FYI.

This story is over 5 years old.

A New, Old Way To Defend Against Chemical Weapons

A rediscovered compound beats anything going for neutralizing nerve agents. It might do the same for atmospheric carbon.
May 27, 2014, 11:31pm

Image: Syrian soldier/Wiki

There’s no precise figure for how many chemical weapons are currently stockpiled across the globe. Among the seven nations that have declared chemical weapons—Albania, India, Iraq, the Libyan Arab Jamahiriya, the Russian Federation, and the United States of America—there were some 73,000 metric tons of chemical agents on hand at the signing of the Chemical Weapons Convention in 1999, and the number has dropped 80 percent since then. That leaves some 15,000 tons, but the weapons tracked by the CWC don’t include those held by non-signatory nations like Angola, North Korea, Egypt, and South Sudan, or those that aren’t held by states at all.

The CWC is a fairly amazing accomplishment, just given that the above four nations are the only four not participating in the wholesale destruction of chemical weapons stockpiles and production facilities. That said, it doesn’t take much chemical weapons to bring about widespread brutality, and the CWC’s fact sheet points out that, “a tiny drop of a nerve agent, no larger than the head of a pin, can kill an adult human being within minutes after exposure.” In other words, defense is still a critical part of the chemical weapons equation; all it takes for many nerve agents to kill is the slightest bit of skin exposure.

A new Oregon State University study is advertising this week the identification of perhaps the most versatile chemical weapon counter-measure yet.

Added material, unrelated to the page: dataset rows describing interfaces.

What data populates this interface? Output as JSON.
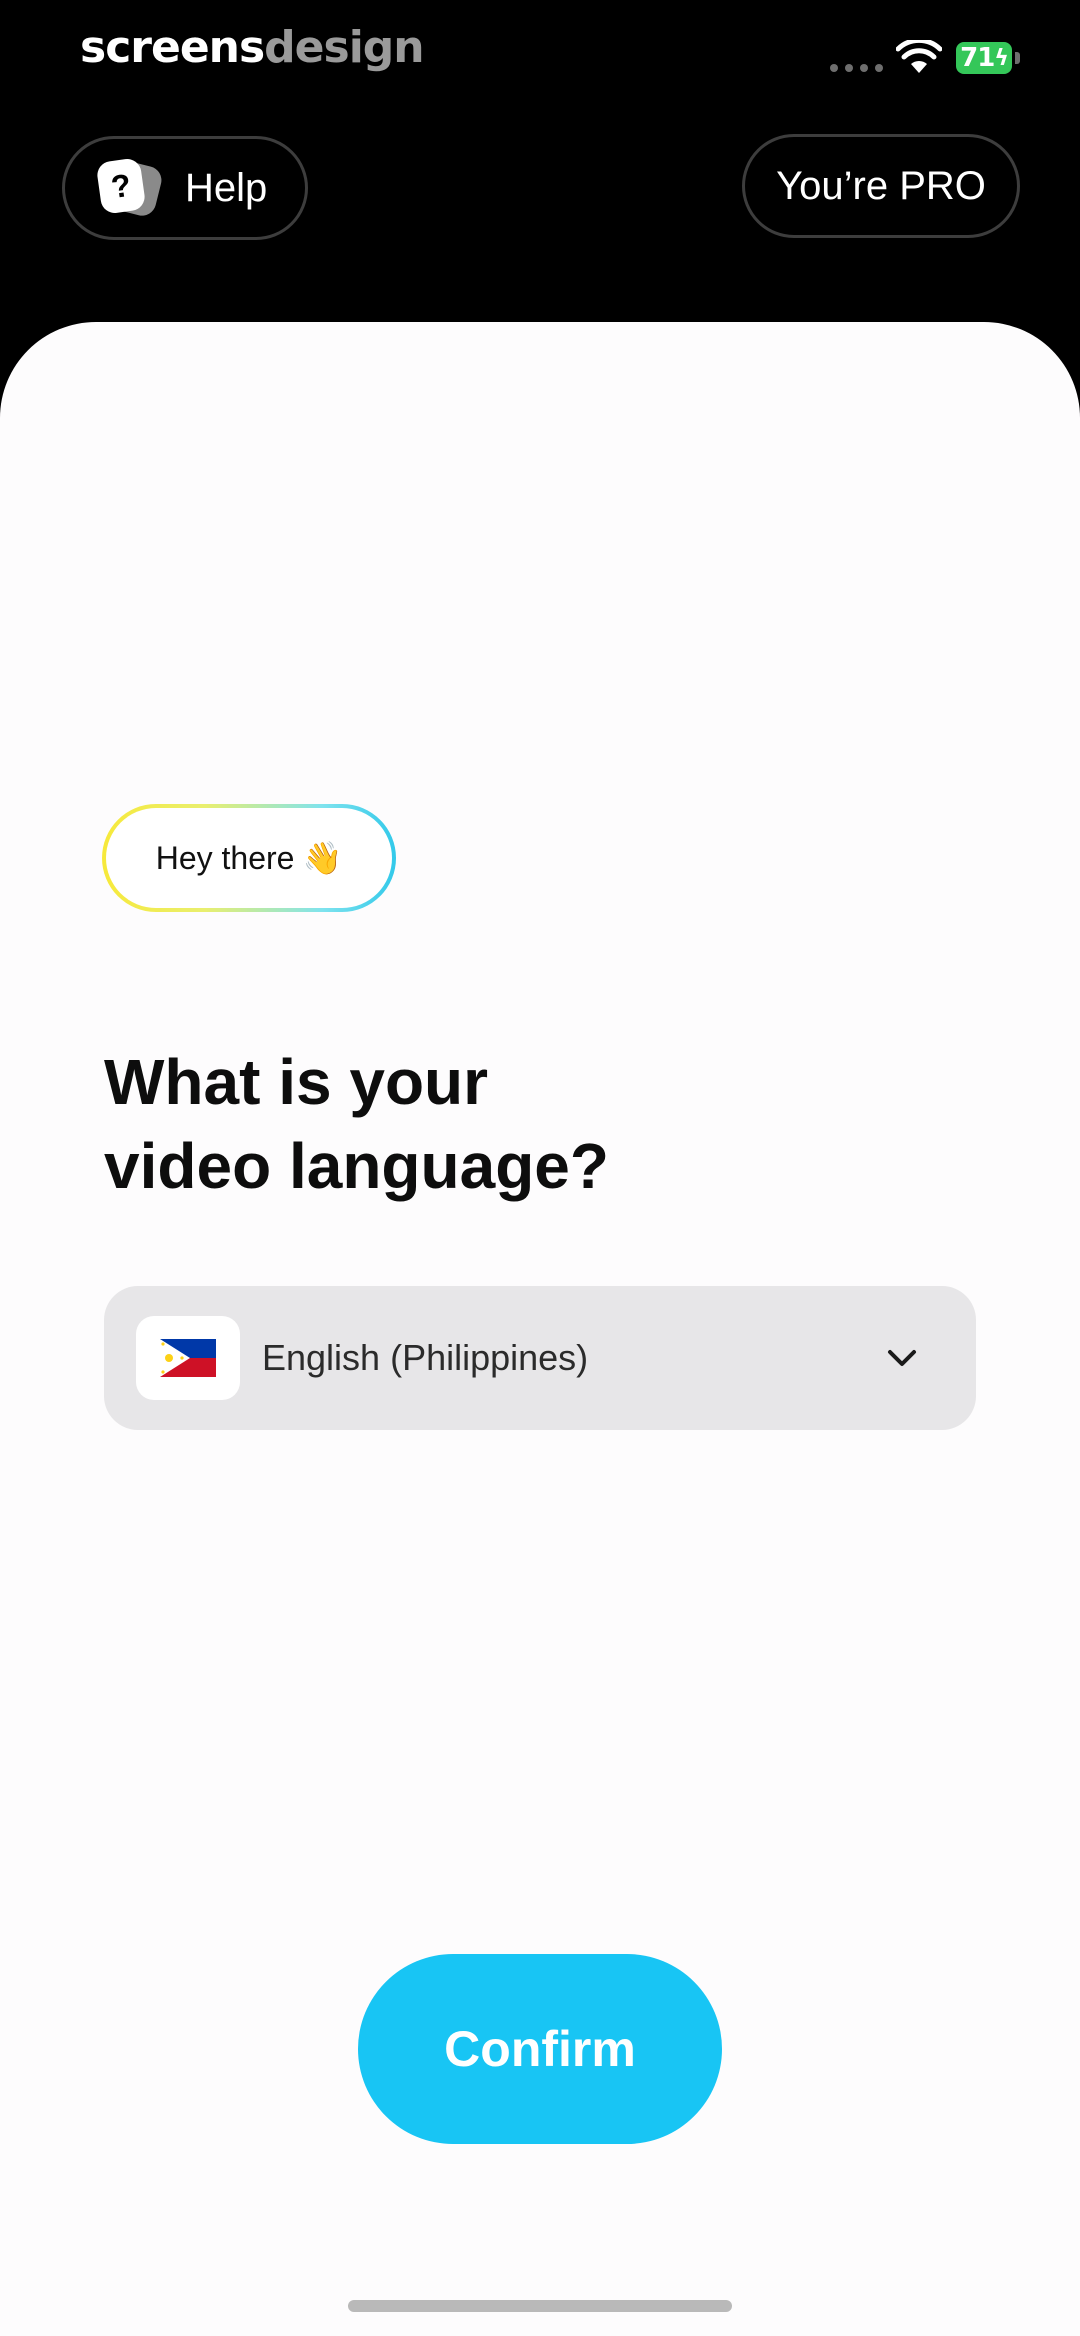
{
  "status_bar": {
    "watermark_part1": "screens",
    "watermark_part2": "design",
    "battery_level": "71"
  },
  "header": {
    "help_label": "Help",
    "help_icon_glyph": "?",
    "pro_label": "You’re PRO"
  },
  "main": {
    "greeting": "Hey there",
    "greeting_emoji": "👋",
    "title_line1": "What is your",
    "title_line2": "video language?",
    "language": {
      "flag": "🇵🇭",
      "selected": "English (Philippines)"
    },
    "confirm_label": "Confirm"
  },
  "icons": [
    "help-icon",
    "wifi-icon",
    "battery-icon",
    "waving-hand-icon",
    "philippines-flag-icon",
    "chevron-down-icon"
  ],
  "colors": {
    "accent": "#18c5f4",
    "battery": "#34c759",
    "select_bg": "#e7e6e8",
    "greeting_gradient_start": "#f7e93a",
    "greeting_gradient_end": "#32c9ea"
  }
}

Polyoxoniobates are part of a class of molecule first discovered nearly 200 years ago, with applications ranging from environmentally-friendly wood bleaching to tumor suppression, but have just now been identified as a means to degrade and destroy many common nerve agents. While it wouldn’t be the first such compound, it appears to be far more stable than current lines of organic counter-agents, while besting its inorganic kin in ability to adhere to fabrics and other surfaces. It works both dissolved in water and just on its own.

That last bit may be a very big deal. The latest generation of organophosphate nerve agents, developed by the Soviet Union until its demise in the early 1990s, are designed to infiltrate chemical protective gear. A stable, lasting coating could make all the difference. The so-far untested hope is that polyoxoniobates will be able to withstand hot, arid environmental conditions for extended periods of time.

Nerve gas decontamination/OSU

The thing about most nerve agents is that they really last, potentially lingering as an oil-like coating across huge areas of land for long periods of time. It’s not enough to just wait for rain or take a hose to a contaminated surface. That’s like trying to wash a greasy pan with plain cold water. The new compound doesn’t so much wash away nerve agents as force chemical reactions with them, degrading the nerve agent to the point of harmlessness.

Finally, the authors point out that polyoxoniobates might be utilized to similar effect with carbon, sequestering the CO2 released by dirty power plants into new, harmless compounds. Cool, but that might also just say something profound about those power plants in the very first place.